SERGE DRIJAKOFF LUTHIER
VIOLIN AND VIOLA MAKING
Varnishing is the final phase in which the luthier works, a work as fascinating as it is delicate. Much has been written, said and often misrepresented about the varnish of violins. It has often been reported that the sound of a violin depends on the quality of its varnish ... the varnish which covers the violins of Stradivarius has been attributed exceptional properties ... which is not true!
A violin varnish can be made of oil, or alcohol , this fact does not affect the tone of the violin. An oil varnish will be smoother and take longer to dry than an alcohol varnish, of course, but an alcohol varnish will never prevent a good violin from playing well. A varnish that is too thick, or of the wrong composition, alters the sound of a violin by increasing the tension of the soundboard and the back by stiffening them which has the effect of altering the frequency spectrum of the violin. The matter of concern regarding the sound of a violin is whether the violin concerned has been properly prepared beforehand, If nothing has been done to prevent the varnish from penetrating the wood, or if sealing has been done badly, the varnish will infiltrate the fibers of the wood, transforming it into a real sponge, thus irreparably ruining the sound of the violin.
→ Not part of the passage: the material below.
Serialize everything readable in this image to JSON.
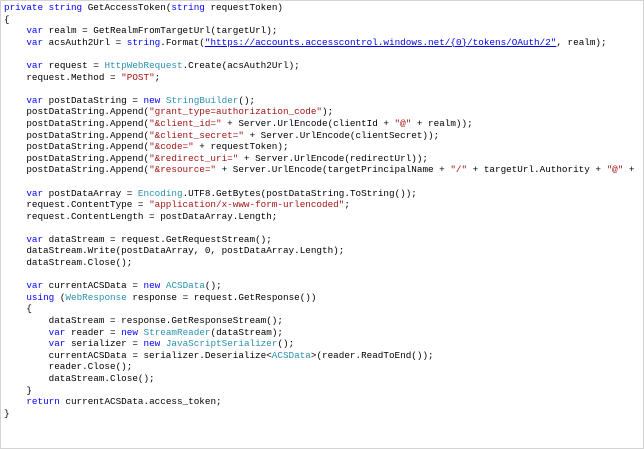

It is important to know that when a luthier completes the making of a violin, if the instrument is perfectly made, he will already have, at this stage, the possibility of evaluating all the qualities of his instrument, but it is in no case the varnish that will transform , magically, an average violin into a magnificent Stradivarius!
Serge Drijakoff proceeds to the making of his varnish which is classified in the mixed category. It is made from turpentine, natural oil and resin.